Brazil coach Dunga apologised to his country's fans ahead of today's World Cup match against Portugal in Durban.
Dunga verbally insulted a Brazilian reporter after his team's 3-1 triumph over the Ivory Coast.
The former Brazil star used the words "donkey" and "wimp" as well as launching a verbal attack on the journalist in question in his post-match press conference.
"I'm sorry to the fans for the language I used and for the manner in which I spoke after that game," said Dunga.
"The fans have always supported the national team and all I want to do is to be able to work for the good of this team."
Dunga, whose side have claimed maximum points from their opening two matches to already seal a place in the last 16, has an added reason to succeed in South Africa and not just because he is in charge of the five-time world champions.
"My father has been ill for some time," said Dunga.
"This is another opportunity for me to show my dad all the virtues that he conveyed to me.

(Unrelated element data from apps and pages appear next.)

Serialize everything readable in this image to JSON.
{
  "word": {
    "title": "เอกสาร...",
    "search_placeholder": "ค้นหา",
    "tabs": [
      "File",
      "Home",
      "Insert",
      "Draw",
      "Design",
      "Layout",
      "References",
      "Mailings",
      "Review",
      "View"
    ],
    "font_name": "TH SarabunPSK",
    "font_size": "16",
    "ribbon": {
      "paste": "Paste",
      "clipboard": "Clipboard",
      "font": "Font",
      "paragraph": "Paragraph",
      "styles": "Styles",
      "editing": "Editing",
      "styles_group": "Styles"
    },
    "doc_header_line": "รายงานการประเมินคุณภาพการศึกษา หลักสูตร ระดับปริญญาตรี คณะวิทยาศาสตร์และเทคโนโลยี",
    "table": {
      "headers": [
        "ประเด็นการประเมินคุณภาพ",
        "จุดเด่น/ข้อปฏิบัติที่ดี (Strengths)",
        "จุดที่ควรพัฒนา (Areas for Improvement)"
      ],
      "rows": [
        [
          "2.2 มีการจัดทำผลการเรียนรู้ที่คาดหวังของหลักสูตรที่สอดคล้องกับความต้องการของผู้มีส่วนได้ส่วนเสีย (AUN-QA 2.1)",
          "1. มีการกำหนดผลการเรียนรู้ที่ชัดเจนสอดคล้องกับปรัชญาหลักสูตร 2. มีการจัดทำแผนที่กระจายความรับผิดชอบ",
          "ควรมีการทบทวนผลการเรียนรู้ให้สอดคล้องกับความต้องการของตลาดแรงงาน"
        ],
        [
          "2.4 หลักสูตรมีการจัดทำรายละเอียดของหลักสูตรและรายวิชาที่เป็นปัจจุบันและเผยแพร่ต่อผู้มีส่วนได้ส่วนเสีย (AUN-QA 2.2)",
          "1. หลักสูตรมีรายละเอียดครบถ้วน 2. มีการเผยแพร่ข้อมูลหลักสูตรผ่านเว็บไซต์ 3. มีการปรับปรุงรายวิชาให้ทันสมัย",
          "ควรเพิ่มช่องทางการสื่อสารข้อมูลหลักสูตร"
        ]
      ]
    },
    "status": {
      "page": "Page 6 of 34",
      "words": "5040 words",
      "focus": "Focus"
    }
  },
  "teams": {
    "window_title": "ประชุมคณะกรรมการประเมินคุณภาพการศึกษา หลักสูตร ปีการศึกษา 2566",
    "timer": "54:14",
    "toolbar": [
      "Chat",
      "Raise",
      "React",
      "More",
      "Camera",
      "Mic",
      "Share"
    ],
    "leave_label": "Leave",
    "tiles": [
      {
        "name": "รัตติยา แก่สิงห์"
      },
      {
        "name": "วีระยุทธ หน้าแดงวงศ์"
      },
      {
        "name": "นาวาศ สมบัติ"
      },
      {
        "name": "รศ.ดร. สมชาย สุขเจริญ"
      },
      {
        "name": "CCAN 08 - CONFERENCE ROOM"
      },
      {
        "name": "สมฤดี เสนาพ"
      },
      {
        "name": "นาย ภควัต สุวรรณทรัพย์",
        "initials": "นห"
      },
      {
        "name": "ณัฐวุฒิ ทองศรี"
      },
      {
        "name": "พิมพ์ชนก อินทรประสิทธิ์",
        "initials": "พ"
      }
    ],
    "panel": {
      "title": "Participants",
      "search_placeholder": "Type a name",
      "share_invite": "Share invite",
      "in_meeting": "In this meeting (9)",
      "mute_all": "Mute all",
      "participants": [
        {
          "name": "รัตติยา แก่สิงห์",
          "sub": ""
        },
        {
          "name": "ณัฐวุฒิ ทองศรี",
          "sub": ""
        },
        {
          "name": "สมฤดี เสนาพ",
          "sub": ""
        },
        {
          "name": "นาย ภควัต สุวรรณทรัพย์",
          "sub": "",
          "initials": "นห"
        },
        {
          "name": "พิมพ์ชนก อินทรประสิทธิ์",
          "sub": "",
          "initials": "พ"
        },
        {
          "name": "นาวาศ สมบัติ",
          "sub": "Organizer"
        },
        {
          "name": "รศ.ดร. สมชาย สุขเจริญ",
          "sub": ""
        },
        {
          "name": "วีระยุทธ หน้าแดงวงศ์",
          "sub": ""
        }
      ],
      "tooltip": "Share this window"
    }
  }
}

"The fact that I have to be strong, transparent, dignified and that I have to apologise when I err.
"My mother has given me the best example in life, never to give up, to do my best and to be a decent person."
Nothing comes easy in this World Cup and proof of that is that tournament hosts South Africa, reigning champions Italy and 2006 finalists France were knocked out in the first round of the competition.
"We know that football is always something of a Pandora's box," he said.
"All the teams that are here are very good sides.
"We are talking about globalised football and we have to be prepared for unexpected surprises."
The past, according to Dunga, makes no difference in this day and age.
"We have to start evolving and forget about the traditional teams," he said. "Those days are over.
"If the traditional teams don't play well, they will be eliminated.
"We, the so called traditional teams, have to be aware of that."
Portugal, meanwhile, who lie second in Group G, have the utmost respect for the Canarinha.
"We play against the highest-ranked team in the world," said Portugal coach Carlos Queiroz.
"They have tremendous organisation.
"They are a very solid team, full of outstanding players.
"I think it's going to be a very difficult game.
"But then again, any victory against Brazil is always an excellent result for any team.
"But even a draw for that matter."
Portugal need just a point to join Brazil in the next round although a defeat is likely to see them through as they have a big goal difference advantage with respect to the Ivory Coast, who have one point from their two games.